[Dataset entries Boundary: Start]

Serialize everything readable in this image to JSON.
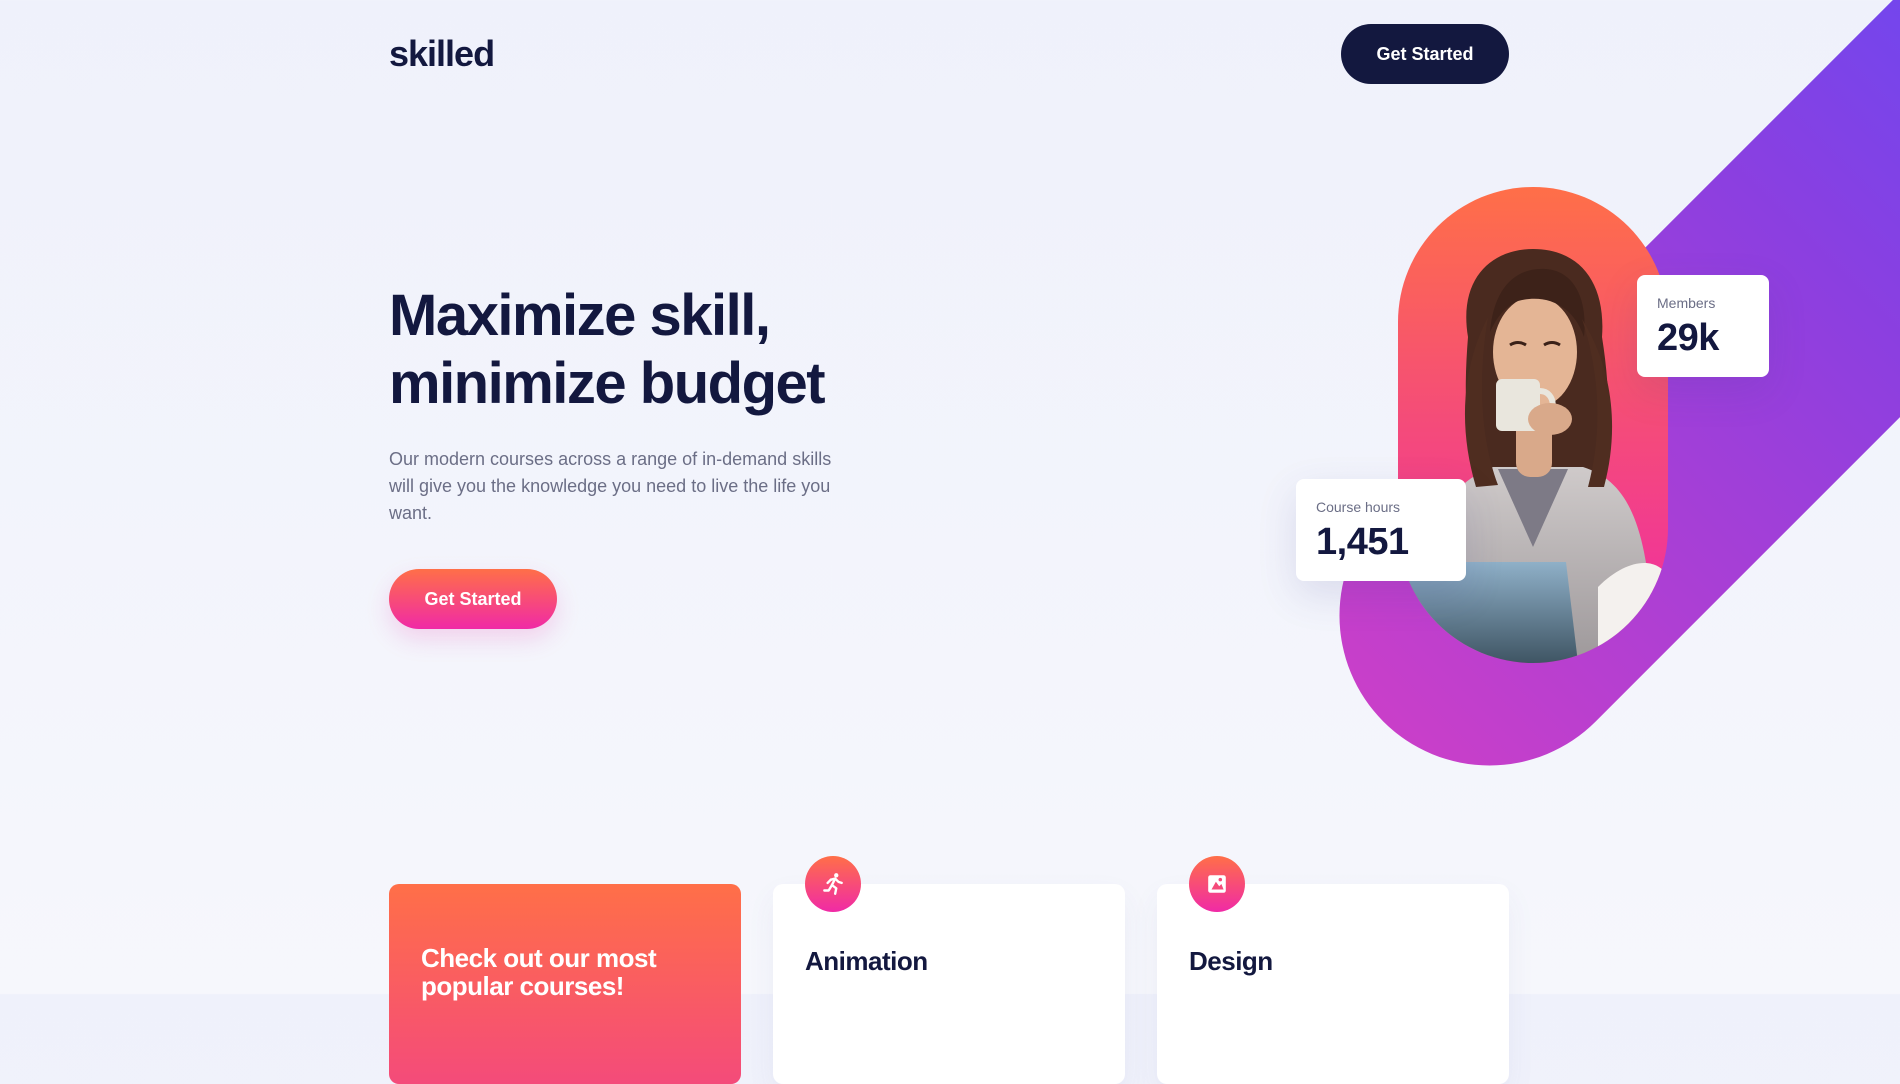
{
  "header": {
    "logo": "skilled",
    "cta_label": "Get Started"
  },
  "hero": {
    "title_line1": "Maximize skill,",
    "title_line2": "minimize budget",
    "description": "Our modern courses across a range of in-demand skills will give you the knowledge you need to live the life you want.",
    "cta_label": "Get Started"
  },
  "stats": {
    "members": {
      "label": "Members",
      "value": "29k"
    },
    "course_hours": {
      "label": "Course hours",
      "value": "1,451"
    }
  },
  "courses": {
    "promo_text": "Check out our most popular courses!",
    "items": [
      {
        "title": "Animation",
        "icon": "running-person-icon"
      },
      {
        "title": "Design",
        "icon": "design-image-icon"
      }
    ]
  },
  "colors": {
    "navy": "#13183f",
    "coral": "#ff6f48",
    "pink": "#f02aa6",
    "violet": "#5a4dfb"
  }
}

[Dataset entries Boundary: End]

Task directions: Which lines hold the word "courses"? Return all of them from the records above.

Expected answer:
    "description": "Our modern courses across a range of in-demand skills will give you the knowledge you need to live the life you want.",
  "courses": {
    "promo_text": "Check out our most popular courses!",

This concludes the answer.